Pandemonium in the South Stand, pandemonium in South Norwood, pandemonium in Southsea, pandemonium in South Korea, pandemonium in South Philly.

I felt arms pushing against me – I steadied myself – but missed Tammy’s slide. But I captured the rest, more or less. What a joy to see the players – Tammy especially – so pleased.

Tales From The Second-Half?

You had better fucking believe it.

Screams, smiles, roars.

“Scenes” as the kids say.

I prefer to call it “Chelsea Soup.”

Alan : “They’ll have to come at us now.”

Chris : “Come on my little diamonds.”

We were in our element. One song dominated. It dominated at Tottenham a week previously and it took over the away end at Arsenal.

“We’ve got super Frankie Lampard. He knows exactly what we need. Tomori at the back. Tammy in attack. Chelsea’s gonna win the Champions League.”

(I whispered an add-on – “but not this season.”)

“We’ve got super Frankie Lampard. He knows exactly what we need. Tomori at the back. Tammy in attack. Chelsea’s gonna win the Champions League. We’ve got super Frankie Lampard. He knows exactly what we need. Tomori at the back. Tammy in attack. Chelsea’s gonna win the Champions League. We’ve got super Frankie Lampard. He knows exactly what we need. Tomori at the back. Tammy in attack. Chelsea’s gonna win the Champions League. We’ve got super Frankie Lampard. He knows exactly what we need. Tomori at the back. Tammy in attack. Chelsea’s gonna win the Champions League. We’ve got super Frankie Lampard. He knows exactly what we need. Tomori at the back. Tammy in attack. Chelsea’s gonna win the Champions League.”

It was our Christmas carol for 2019.

Tammy fired over in the last few minutes, but we did not care one jot.

The whistle blew and we roared.

We had done it.

No, wait, Frank had done it, Tammy had done it, the players had done it.

We had played our part, but the players had stepped up.

Top marks.

Inside my head : “So, so pleased for Frank. These have been worrying times. And so pleased for Tammy. He may not be a Didier or a Diego, but he gets goals. Well done him. Until it changes and we have an alternative, let’s sing his name.”

Won : 5

Drawn : 5

Lost : 4

The players came over. As some returned to walk towards the tunnel, Frank turned them around. The manager wanted his charges to thank us. I clambered onto my seat and snapped away. Smiles everywhere. Just lovely.

Tottenham Mark Two.

Franktastic.

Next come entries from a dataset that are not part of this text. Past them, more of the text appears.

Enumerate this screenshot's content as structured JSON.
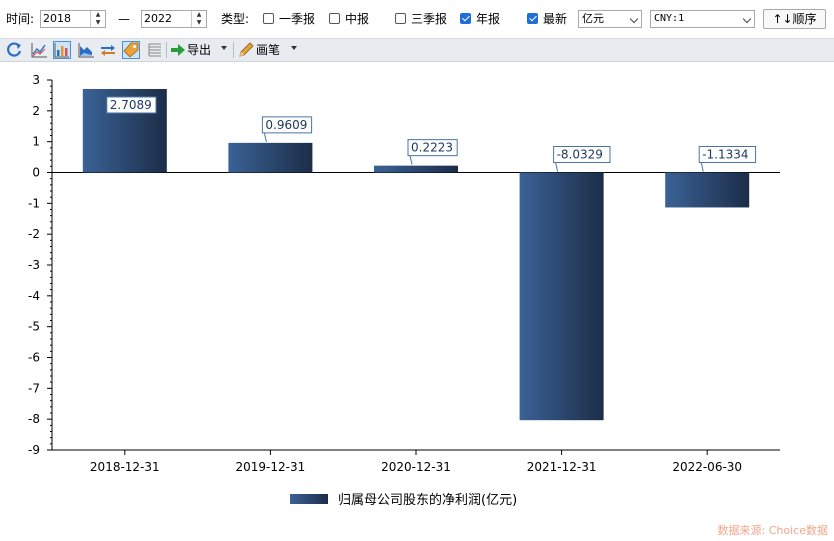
{
  "filter": {
    "time_label": "时间:",
    "start_year": "2018",
    "dash": "—",
    "end_year": "2022",
    "type_label": "类型:",
    "checkboxes": [
      {
        "label": "一季报",
        "checked": false
      },
      {
        "label": "中报",
        "checked": false
      },
      {
        "label": "三季报",
        "checked": false
      },
      {
        "label": "年报",
        "checked": true
      },
      {
        "label": "最新",
        "checked": true
      }
    ],
    "unit_select": "亿元",
    "currency_select": "CNY:1",
    "order_button": "↑↓顺序"
  },
  "toolbar": {
    "export_label": "导出",
    "draw_label": "画笔"
  },
  "chart_data": {
    "type": "bar",
    "categories": [
      "2018-12-31",
      "2019-12-31",
      "2020-12-31",
      "2021-12-31",
      "2022-06-30"
    ],
    "series": [
      {
        "name": "归属母公司股东的净利润(亿元)",
        "values": [
          2.7089,
          0.9609,
          0.2223,
          -8.0329,
          -1.1334
        ]
      }
    ],
    "data_labels": [
      "2.7089",
      "0.9609",
      "0.2223",
      "-8.0329",
      "-1.1334"
    ],
    "ylim": [
      -9,
      3
    ],
    "yticks": [
      "3",
      "2",
      "1",
      "0",
      "-1",
      "-2",
      "-3",
      "-4",
      "-5",
      "-6",
      "-7",
      "-8",
      "-9"
    ],
    "legend_position": "bottom",
    "colors": {
      "bar_dark": "#1c2d48",
      "bar_light": "#3a6296",
      "label_border": "#4a74a8",
      "label_text": "#1f3a60"
    }
  },
  "source_text": "数据来源: Choice数据"
}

There was no rush to leave the stadium. My car at Barons Court was safe. As with last January’s game, we dropped into a Chinese restaurant on the Holloway Road for some scoff. We made our way slowly back, via the tried and tested Piccadilly Line once again, reaching my car at 6.30pm. We eventually made it home for 9.30pm, another six hours in the saddle.

No doubt many Chelsea supporters / fans / wannabees had been venting huge displeasure on every platform available about our ropey first-half performance, but I think that they might have failed to realise that a game is just not a first-half, a season is not nineteen games, this project will not be finished in May.

Chelsea is for life, not just for Christmas.

Next up, we play our first game of 2020 at Brighton.

Another away game.

Frankie says relax.